After we all stop laughing, Leah says, “So hey, where do albinos come from?”
This is another installment of a rough draft of a memoir chapter that covers fourth grade. This is final episode, I mean installment for this chapter (which is way too long and needs some epic editing sessions). This story comes to a close.
Late in the school year we took another musical instrument test. I didn’t even look at my grade, just filed the paper deep in one of my black folders with the neon pink and yellow squiggles. The folder was so full now that it was starting to tear at the crease. Mom would have to look through a lot of dittos to find it. I would find this folder years later in the basement of our new house in New Jersey. I’d gotten a D. Mom had never found it, or never said anything.
In the last week of class, we had a lot of fire drills, to meet some regulation. One time, Matt Peer was behind me in line as the class filed in and used the water fountain on our way back inside. Matt Peer, my 107 true love. I drank some water then swirled away in what I imagined was a supremely flirty move.
On the afternoon of May tenth, when my dad got home from work, he and Mom sat me, Randy and June down in the living room. What could it be this time? Though it had subsided for awhile, the way light fell on the wall when I walked in from school was creeping me out again. The light was yellower, more spring-like, and it reminded me of something else I couldn’t remember and it made me feel like something terrible was imminent.

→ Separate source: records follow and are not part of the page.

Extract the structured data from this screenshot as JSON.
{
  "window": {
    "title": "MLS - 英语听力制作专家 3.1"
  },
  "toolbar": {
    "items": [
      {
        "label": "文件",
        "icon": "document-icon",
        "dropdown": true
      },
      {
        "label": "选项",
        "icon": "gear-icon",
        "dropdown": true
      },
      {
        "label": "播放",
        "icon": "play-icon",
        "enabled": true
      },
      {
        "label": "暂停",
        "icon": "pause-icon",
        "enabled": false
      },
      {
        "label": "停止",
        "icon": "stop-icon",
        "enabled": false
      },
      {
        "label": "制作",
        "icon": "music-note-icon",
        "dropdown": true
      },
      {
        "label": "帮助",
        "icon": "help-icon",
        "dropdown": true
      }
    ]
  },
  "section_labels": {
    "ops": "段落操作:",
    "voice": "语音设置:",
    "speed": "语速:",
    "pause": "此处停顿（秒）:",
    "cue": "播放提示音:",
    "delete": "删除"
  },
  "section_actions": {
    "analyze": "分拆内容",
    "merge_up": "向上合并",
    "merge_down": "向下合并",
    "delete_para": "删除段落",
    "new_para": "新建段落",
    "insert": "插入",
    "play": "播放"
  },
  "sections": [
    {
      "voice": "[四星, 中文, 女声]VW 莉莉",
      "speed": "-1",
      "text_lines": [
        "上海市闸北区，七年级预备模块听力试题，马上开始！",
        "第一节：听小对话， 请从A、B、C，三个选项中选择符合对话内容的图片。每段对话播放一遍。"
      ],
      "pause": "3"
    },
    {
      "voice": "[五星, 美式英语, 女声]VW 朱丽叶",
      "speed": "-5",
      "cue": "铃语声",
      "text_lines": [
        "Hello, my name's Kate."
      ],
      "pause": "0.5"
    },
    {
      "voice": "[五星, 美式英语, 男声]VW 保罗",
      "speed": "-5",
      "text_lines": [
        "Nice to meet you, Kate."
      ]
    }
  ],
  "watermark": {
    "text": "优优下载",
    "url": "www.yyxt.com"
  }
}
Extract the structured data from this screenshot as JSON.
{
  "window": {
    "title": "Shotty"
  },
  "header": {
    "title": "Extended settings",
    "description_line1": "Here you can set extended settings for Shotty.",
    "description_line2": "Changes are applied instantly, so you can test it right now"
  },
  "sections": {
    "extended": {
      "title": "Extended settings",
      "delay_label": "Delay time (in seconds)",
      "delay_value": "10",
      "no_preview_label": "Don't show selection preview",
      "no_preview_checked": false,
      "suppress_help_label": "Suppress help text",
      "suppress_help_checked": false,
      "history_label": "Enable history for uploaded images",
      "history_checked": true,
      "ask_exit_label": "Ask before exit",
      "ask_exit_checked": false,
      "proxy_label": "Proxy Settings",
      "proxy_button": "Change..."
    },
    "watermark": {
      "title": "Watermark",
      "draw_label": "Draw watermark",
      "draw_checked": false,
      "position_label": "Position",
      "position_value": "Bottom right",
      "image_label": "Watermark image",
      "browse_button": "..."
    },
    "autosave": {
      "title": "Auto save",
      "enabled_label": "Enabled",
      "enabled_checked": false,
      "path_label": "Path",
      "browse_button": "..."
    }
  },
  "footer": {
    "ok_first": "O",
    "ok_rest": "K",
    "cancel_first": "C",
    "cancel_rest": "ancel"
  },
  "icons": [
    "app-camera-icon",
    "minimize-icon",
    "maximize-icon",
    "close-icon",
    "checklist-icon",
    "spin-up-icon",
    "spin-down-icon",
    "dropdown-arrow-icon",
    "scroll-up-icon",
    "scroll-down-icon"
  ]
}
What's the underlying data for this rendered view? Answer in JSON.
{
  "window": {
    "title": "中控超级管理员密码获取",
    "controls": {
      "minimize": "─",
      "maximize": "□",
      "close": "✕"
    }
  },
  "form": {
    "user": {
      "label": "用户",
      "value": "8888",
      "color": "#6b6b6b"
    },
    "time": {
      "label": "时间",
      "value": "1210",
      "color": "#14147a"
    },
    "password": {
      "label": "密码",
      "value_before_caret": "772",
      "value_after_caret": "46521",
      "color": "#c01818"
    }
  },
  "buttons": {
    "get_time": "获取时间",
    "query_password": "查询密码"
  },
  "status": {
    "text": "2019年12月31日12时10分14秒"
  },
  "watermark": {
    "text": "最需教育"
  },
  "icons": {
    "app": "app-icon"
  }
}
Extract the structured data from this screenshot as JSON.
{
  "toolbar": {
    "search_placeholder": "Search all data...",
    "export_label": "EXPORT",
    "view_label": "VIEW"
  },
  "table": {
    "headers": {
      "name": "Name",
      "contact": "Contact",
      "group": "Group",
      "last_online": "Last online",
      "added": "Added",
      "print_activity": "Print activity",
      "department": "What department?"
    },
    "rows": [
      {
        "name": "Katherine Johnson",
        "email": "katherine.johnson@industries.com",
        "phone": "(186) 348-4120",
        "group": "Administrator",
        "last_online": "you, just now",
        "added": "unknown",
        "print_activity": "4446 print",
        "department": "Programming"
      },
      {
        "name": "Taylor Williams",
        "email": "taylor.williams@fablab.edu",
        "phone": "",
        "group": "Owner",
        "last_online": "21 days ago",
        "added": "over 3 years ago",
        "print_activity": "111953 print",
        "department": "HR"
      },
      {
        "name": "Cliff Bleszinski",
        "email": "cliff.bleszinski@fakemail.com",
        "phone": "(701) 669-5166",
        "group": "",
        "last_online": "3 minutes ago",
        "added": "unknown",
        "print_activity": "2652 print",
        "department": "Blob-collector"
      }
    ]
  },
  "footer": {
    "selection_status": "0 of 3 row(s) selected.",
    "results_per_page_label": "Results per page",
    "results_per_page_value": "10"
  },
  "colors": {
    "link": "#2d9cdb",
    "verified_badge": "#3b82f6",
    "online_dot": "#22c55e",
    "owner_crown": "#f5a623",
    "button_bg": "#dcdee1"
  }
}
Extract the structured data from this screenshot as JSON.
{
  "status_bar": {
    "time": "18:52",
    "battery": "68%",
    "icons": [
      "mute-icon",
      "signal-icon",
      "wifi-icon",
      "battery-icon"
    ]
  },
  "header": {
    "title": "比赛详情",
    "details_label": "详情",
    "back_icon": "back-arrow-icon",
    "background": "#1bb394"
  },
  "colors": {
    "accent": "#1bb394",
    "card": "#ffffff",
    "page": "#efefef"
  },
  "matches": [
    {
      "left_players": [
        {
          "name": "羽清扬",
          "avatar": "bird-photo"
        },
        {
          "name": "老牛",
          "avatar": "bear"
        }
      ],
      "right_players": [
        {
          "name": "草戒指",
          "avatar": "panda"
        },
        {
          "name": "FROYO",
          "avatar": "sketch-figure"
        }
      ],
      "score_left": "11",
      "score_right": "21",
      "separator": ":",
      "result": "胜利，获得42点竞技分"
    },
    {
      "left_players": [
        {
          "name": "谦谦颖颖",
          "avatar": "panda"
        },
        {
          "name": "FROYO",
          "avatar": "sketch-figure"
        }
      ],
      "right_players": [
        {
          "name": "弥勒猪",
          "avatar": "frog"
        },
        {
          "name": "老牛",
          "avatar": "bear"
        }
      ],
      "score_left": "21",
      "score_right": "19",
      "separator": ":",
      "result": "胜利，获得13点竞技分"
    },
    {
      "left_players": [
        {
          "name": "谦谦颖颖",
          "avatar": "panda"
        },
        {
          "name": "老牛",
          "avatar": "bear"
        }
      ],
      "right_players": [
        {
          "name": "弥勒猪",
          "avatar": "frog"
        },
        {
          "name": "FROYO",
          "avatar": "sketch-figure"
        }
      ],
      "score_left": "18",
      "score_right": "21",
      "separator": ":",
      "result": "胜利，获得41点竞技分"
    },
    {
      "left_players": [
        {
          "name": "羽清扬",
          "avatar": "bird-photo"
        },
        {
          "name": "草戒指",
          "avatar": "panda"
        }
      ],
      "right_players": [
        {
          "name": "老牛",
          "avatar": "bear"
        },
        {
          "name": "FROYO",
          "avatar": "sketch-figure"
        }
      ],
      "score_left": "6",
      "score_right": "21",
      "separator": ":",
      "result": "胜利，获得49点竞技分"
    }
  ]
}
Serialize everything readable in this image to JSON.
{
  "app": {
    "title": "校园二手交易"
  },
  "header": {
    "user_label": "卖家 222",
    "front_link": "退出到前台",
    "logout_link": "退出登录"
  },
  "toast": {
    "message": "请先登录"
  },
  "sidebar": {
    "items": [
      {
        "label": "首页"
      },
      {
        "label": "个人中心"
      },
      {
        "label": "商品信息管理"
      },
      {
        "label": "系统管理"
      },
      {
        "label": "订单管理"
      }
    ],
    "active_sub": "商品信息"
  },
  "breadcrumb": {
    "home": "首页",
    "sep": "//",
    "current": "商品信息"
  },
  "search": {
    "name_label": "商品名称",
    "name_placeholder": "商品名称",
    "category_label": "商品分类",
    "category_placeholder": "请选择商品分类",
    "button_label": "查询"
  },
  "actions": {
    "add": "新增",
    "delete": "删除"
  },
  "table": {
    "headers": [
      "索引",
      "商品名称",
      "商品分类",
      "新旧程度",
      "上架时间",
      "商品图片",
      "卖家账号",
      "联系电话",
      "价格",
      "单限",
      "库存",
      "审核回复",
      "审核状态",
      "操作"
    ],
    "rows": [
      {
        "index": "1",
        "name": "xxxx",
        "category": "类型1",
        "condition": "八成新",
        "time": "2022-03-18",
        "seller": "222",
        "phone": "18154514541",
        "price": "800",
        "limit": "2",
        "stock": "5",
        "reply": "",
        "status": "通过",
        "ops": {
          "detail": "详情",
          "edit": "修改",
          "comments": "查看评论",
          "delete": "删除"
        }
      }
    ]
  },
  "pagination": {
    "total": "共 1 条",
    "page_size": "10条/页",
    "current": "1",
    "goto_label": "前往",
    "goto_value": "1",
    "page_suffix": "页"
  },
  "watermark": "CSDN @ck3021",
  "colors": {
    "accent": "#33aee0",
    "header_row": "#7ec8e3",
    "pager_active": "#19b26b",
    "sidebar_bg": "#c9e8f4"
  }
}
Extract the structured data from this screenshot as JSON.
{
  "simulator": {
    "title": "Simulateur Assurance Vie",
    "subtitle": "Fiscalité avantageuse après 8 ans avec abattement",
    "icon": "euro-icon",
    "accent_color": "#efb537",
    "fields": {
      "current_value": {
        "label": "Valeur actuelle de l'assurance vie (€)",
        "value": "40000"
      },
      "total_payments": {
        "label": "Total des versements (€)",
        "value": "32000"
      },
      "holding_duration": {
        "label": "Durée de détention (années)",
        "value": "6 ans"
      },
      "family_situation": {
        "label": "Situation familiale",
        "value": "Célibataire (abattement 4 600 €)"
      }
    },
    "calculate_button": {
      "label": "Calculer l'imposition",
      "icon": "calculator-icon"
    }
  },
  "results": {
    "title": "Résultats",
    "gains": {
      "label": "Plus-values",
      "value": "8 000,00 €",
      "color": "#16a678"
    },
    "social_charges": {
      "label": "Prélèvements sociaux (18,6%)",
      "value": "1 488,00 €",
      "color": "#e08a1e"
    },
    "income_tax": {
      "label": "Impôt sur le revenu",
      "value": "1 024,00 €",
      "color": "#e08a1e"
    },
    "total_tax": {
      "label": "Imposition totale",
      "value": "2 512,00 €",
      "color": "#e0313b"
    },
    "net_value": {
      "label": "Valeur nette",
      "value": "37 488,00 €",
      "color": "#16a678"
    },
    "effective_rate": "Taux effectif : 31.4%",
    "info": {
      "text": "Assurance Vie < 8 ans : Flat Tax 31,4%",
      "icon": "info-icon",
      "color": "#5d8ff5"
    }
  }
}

Dad spoke first this time. “The Bureau has transferred me,” he said. “To Newark, New Jersey.”
“Well not exactly Newark,” Mom corrected as if we, at ten, eight and three had ever heard of that city and its reputation for dirt, drugs and crime.
“Right,” Dad agreed. “A field office outside Newark called West Paterson. We’ll be looking for a house in one of the nearby small towns.”
In class I overheard some of the more popular girls, Katie and Ann Marie, talking about the Baby-Sitters Club. Ann Marie told everyone she had called the 555 number in the books for Mary Anne and asked for her. “And the guy goes, ‘hold on, just a minute,’ and I got so nervous I hung up!” We all looked at her. I wasn’t part of the conversation but we were into the same books, and she wasn’t making fun of me. That was something. I could almost pretend this made us official friends.
But close only counts in horseshoes as my dad liked to quip, and Mom was back on her favorite train, the “you need to make more effort to make friends” express.
“Why don’t you invite someone over?” Mom asked. “Someone other than Maya.”